- 1 vanilla bean
- 1 tsp. vanilla bean paste
- 550 g whole milk (2 cups plus 2 tbsp.)
- 255 g. heavy cream (1 cup plus 1 tbsp.)
- 200 g. sugar, divided (1 cup)
- 6 large egg yolks
- 20-25 sandwich cookies
- Fill a large bowl half way with ice. Pour cold water over the ice so that the bowl is no more than ⅔ high. Place a clean bowl on top of the water bath. Place a strainer over the empty bowl. Set aside
- Slice the vanilla bean with a paring knife down the middle lengthwise and scrape the seeds out with the back of your knife. Place the pod and the seeds into a 2 or 3 quart saucepan. Add the vanilla paste, milk, cream and half the sugar. (You can eyeball half the sugar.) Over low to medium heat, stir the mixture occasionally to ensure the sugar dissolves. Heat to a simmer.
- While the liquid heats up, vigorously whisk the egg yolks with the remaining sugar. You want to whisk it until the mixture turns pale yellow, becomes thick, and forms a ribbon when dripped on itself. (You can use an electric mixer with the whisk attachment if you are feeling lazy. It will take approximately 5 minutes of constant whisking by hand.)
- Once the liquid mixture comes to a simmer, turn the heat off and let it sit for a minute or two. With the bowl containing the egg/sugar mixture secure on the counter (if no one is around to hold it, place it on a rubber mat or wet a dishtowel and wrap it around the base of the bowl), slowly pour the heated liquid mixture into the eggs, whisking constantly. Once fully incorporated, pour the contents of the bowl back into the saucepan. Over a medium-low heat, stir the mixture constantly with a wooden spoon until it reaches 185°F or a line holds when you drag your finger across the back of the wooden spoon. (It should only take a minute or two to reach the correct temperature.)
- Immediately remove the saucepan from the heat and pour the cooked mixture through the strainer into the empty bowl sitting in the ice water bath. Lift strainer and discard the vanilla bean. (You can rinse off the vanilla bean in cold water and let it air dry completely for 24 hours. Save it for later use, such as to make vanilla sugar.) Stir the mixture as it sits in the ice bath every 2 to 3 minutes until the mixture has completely cooled, about 10 minutes.
- Pour into a container.
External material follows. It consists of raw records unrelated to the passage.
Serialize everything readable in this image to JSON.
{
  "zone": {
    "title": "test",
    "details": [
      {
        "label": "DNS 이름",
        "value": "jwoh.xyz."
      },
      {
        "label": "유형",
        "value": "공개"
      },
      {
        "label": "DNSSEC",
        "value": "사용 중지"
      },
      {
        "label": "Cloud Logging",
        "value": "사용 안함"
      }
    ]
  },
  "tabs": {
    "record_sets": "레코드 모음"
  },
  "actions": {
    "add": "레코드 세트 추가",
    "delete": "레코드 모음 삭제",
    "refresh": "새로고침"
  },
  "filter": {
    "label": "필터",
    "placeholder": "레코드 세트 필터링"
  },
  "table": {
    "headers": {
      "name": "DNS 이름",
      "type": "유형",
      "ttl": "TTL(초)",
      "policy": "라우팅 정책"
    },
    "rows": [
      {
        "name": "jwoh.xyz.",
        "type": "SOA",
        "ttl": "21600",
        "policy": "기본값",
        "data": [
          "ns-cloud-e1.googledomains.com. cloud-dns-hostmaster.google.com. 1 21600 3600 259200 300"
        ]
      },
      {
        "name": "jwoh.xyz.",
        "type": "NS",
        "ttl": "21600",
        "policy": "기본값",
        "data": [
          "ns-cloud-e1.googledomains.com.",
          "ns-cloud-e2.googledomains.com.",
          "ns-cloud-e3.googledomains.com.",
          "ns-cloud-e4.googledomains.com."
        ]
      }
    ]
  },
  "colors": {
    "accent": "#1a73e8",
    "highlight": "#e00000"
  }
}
Cover with plastic wrap directly over (touching) the mixture. Cover and place in refrigerator for 4-24 hours.
- Chop the sandwich cookies and set aside.
- Follow your ice cream manufacturer’s directions to churn the ice cream. Towards the end, add the chopped cookies or fold in the cookies by hand with a rubber spatula. Transfer the ice cream to a freezer container. Cover with a piece of parchment paper or plastic wrap directly on the surface. Cover container and freeze.